Cable noise is another salient issue that you’re bound to run into. Depending on the type of recording you’re doing, there are a few solutions. If you’re conducting an interview with a lavalier microphone, you can run the wire under the subject’s shirt and use a little tape to keep it in place.

Your recording environment should be as controlled and quiet as possible.

For those who record from a studio, you may find your feet kick against the wires. To prevent damage to your equipment and cable-knocking noises in your recording, get gaffers tape and run the excess cables along the floor. That way, you won’t be able to kick the cables around and your studio remains hazard-free.

Additionally, whether you record inside or outside, a good shock mount is a must. These reduce micro-vibrations. If you’re walking and recording this is imperative for a shotgun mic. Likewise, if you’re in the studio and speak with your hands. I’m guilty of doing so and have bumped my desk which then jostled the boom mic, forcing me to re-record. Had I used a shock mount, I likely could have gotten away without a second recording.

Power requirements

The Cloudlifter plugged into a USB interface can lessen common recording problems.

The CL-1 Cloudlifer takes full advantage of phantom power and gives your dynamic mic more gain with minimal noise.

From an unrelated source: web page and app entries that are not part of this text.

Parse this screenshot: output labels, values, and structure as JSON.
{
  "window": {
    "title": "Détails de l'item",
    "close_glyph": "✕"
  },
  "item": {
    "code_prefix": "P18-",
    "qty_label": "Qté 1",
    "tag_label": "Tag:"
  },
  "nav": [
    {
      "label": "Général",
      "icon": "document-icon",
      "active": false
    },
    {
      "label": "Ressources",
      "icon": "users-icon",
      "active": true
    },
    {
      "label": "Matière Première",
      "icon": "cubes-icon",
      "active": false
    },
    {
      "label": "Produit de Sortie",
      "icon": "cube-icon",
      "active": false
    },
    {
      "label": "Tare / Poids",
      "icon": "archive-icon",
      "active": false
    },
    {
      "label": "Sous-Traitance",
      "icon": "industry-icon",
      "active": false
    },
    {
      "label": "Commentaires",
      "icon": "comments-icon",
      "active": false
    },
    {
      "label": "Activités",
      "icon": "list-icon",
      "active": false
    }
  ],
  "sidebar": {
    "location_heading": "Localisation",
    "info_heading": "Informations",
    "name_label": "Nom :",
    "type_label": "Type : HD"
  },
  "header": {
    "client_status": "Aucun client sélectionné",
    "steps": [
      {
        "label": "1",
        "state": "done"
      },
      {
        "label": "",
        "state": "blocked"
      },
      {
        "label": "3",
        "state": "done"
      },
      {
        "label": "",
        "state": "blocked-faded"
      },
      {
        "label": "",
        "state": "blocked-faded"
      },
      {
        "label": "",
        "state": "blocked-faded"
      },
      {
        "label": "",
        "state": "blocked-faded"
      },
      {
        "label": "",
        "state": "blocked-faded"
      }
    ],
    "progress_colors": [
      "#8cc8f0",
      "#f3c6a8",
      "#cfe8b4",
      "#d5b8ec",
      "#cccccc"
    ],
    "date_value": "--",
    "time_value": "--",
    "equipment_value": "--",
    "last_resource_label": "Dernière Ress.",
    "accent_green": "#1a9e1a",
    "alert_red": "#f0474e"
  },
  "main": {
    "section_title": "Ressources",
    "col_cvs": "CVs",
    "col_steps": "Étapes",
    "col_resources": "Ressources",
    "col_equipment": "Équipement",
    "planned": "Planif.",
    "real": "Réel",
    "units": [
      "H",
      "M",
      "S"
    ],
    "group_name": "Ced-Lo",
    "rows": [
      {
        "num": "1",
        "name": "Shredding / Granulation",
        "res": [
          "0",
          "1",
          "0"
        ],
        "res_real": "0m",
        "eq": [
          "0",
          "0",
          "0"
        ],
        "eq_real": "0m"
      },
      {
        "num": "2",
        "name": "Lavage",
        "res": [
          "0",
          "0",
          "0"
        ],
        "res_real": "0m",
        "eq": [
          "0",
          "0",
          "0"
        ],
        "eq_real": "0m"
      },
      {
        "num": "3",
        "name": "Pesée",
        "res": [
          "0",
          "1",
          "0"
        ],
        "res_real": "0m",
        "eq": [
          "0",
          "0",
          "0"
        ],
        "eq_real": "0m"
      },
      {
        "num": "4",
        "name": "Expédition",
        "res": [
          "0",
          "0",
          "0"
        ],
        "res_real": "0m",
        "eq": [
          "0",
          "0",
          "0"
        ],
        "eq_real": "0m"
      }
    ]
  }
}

Certain microphones require phantom power, which is just external juice to properly power the microphone. Most specification sheets denote whether or not external power is required. In the case of condenser microphones, phantom power works two-fold: it drives the mic and polarizes the internal transducer. It’s an easy fix, as most audio interfaces include a phantom power toggle. You can even grab a separate preamp, which is a compact solution.

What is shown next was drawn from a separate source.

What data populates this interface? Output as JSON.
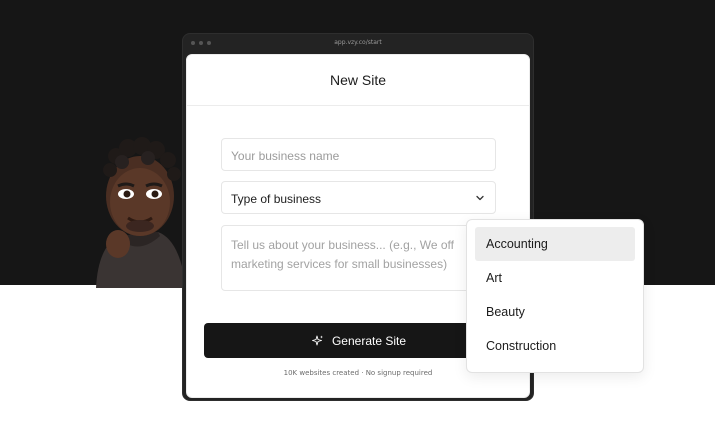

Room acoustics

The Beyerdynamic DT 1990 Pro headphones in front of foam paneling on walls.

Foam panels can greatly reduce in-room echoes.

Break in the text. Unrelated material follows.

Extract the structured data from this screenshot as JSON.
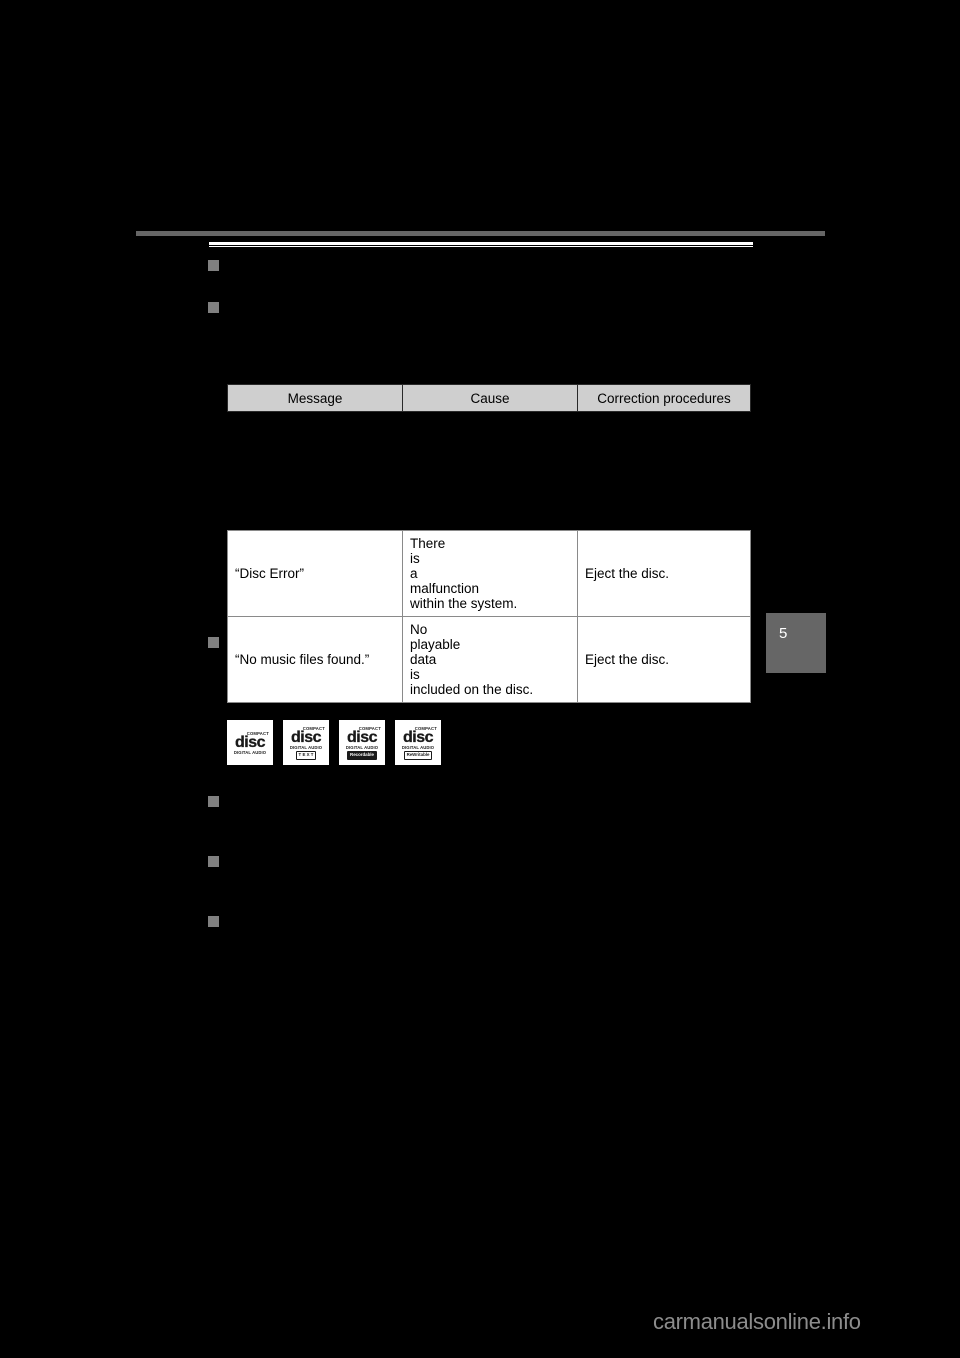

Depending on where you’re recording, your microphone may register outside noises and room echoes. While not everyone can afford to professionally soundproof their rooms, there are some affordable fixes available.

Invest in foam panels and bass traps. While these aren’t the most aesthetically pleasing decor, they’re functional and can effectively reduce echoes and reverb. They won’t help with external noise, but if you can move to an internal room in your building or apartment while recording that will further improve recording quality.

You might like: How to podcast at home

Even though proper recording technique is often learned by means of trial and error, this guide should help you avoid the most common recording problems. There’s plenty to be aware of when recording people, too. If you’re not sure where to start, be sure to check out our best podcasting and YouTube microphone picks.

Frequently Asked Questions

Should I buy certain headphones to monitor my mix?

It's wise to invest in dedicated studio headphones when you're working on an audio project, whether you're mixing a podcast or a few music tracks for a friend. When you're shopping around for headphones, you should pay attention to things like an accurate frequency response, proper isolation (if you don't have access to a studio environment), and a comfortable, durable build.

What DAW do you guys recommend?

We have an in-depth article to help you find the best digital audio workstation (DAW) for your needs here! If you're a newbie with a Windows machine, we recommend Magix Music Maker for its clean UI and free tier. If you want to step it up a notch, consider Logic Pro X (macOS).